UPDATE (Essential Research): The latest result of the Essential Research fortnightly rolling average has Labor recovering its 52-48 lead on two-party preferred, after slipping to 51-49 last week. On the primary vote, the Coalition is down two points to 38%, Labor is steady at 36%, the Greens are up two to 10%, Pauline Hanson’s One Nation is steady at 6% and the Nick Xenophon Team is steady at 3%. The poll also features Essential’s monthly reading of leadership ratings, which has Malcolm Turnbull up three on approval to 38% and down two on disapproval to 41%; Bill Shorten up one to 37% and down one to 40%; and Turnbull’s lead as preferred prime minister at 41-28, down from 41-26. The other questions follow up on the recent controversy generated over the pollster’s finding that half of respondents would favour a ban on Muslims migrating to Australia, and demonstrates the importance of how questions are framed.

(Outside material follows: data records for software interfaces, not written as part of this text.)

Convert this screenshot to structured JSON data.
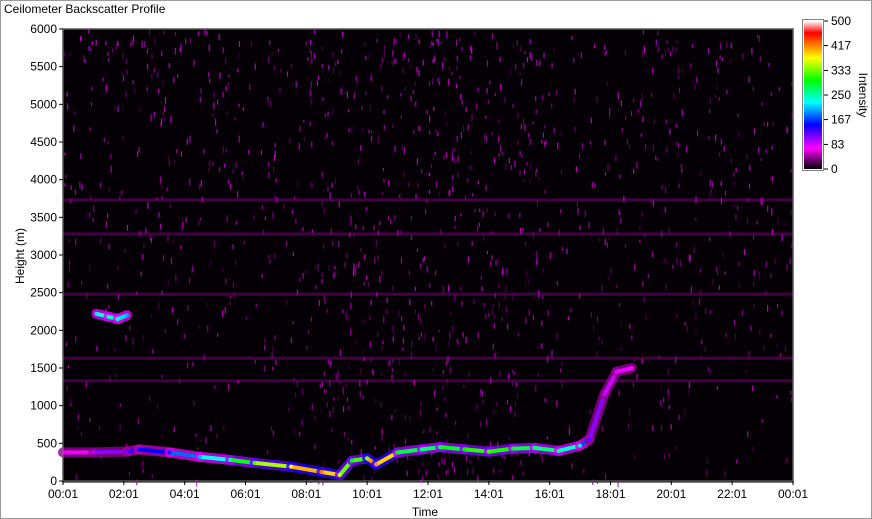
{
  "window": {
    "title": "Ceilometer Backscatter Profile"
  },
  "chart_data": {
    "type": "heatmap",
    "title": "Ceilometer Backscatter Profile",
    "xlabel": "Time",
    "ylabel": "Height (m)",
    "x_ticks": [
      "00:01",
      "02:01",
      "04:01",
      "06:01",
      "08:01",
      "10:01",
      "12:01",
      "14:01",
      "16:01",
      "18:01",
      "20:01",
      "22:01",
      "00:01"
    ],
    "x_range_hours": [
      0,
      24
    ],
    "y_ticks": [
      0,
      500,
      1000,
      1500,
      2000,
      2500,
      3000,
      3500,
      4000,
      4500,
      5000,
      5500,
      6000
    ],
    "ylim": [
      0,
      6000
    ],
    "colorbar": {
      "label": "Intensity",
      "ticks": [
        0,
        83,
        167,
        250,
        333,
        417,
        500
      ],
      "range": [
        0,
        500
      ],
      "colors": [
        "#000000",
        "#ff00ff",
        "#0000ff",
        "#00ffff",
        "#00ff00",
        "#ffff00",
        "#ff0000",
        "#ffffff"
      ]
    },
    "layer_path": [
      {
        "t": 0.0,
        "h": 380
      },
      {
        "t": 1.0,
        "h": 380
      },
      {
        "t": 2.1,
        "h": 390
      },
      {
        "t": 2.5,
        "h": 420
      },
      {
        "t": 3.5,
        "h": 380
      },
      {
        "t": 4.5,
        "h": 320
      },
      {
        "t": 5.5,
        "h": 280
      },
      {
        "t": 6.3,
        "h": 240
      },
      {
        "t": 7.5,
        "h": 190
      },
      {
        "t": 8.5,
        "h": 120
      },
      {
        "t": 9.1,
        "h": 80
      },
      {
        "t": 9.5,
        "h": 270
      },
      {
        "t": 10.0,
        "h": 300
      },
      {
        "t": 10.3,
        "h": 220
      },
      {
        "t": 11.0,
        "h": 380
      },
      {
        "t": 11.8,
        "h": 420
      },
      {
        "t": 12.4,
        "h": 450
      },
      {
        "t": 13.2,
        "h": 420
      },
      {
        "t": 14.0,
        "h": 390
      },
      {
        "t": 14.8,
        "h": 430
      },
      {
        "t": 15.5,
        "h": 440
      },
      {
        "t": 16.3,
        "h": 400
      },
      {
        "t": 17.0,
        "h": 470
      },
      {
        "t": 17.3,
        "h": 550
      },
      {
        "t": 17.8,
        "h": 1150
      },
      {
        "t": 18.2,
        "h": 1450
      },
      {
        "t": 18.7,
        "h": 1500
      }
    ],
    "layer_intensity": [
      60,
      90,
      120,
      140,
      160,
      200,
      260,
      320,
      380,
      420,
      360,
      300,
      340,
      480,
      300,
      260,
      280,
      300,
      320,
      290,
      270,
      260,
      220,
      120,
      90,
      80,
      70
    ],
    "upper_layer_path": [
      {
        "t": 1.1,
        "h": 2220
      },
      {
        "t": 1.5,
        "h": 2180
      },
      {
        "t": 1.8,
        "h": 2150
      },
      {
        "t": 2.1,
        "h": 2200
      }
    ],
    "upper_layer_intensity": [
      220,
      250,
      230,
      200
    ]
  }
}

In particular, 53% professed themselves concerned at the number of Muslims in Australia with 42% not concerned, but 56% said prospective migrants families should not be rejected on the basis of religion with 24% taking the other view. The poll also found 61% taking a positive view of multiculturalism with 23% for negative. A question on renewable energy had 60% identifying it as “the solution to our energy needs”, with only 16% opting for the alternative, “a threat to future energy supply”.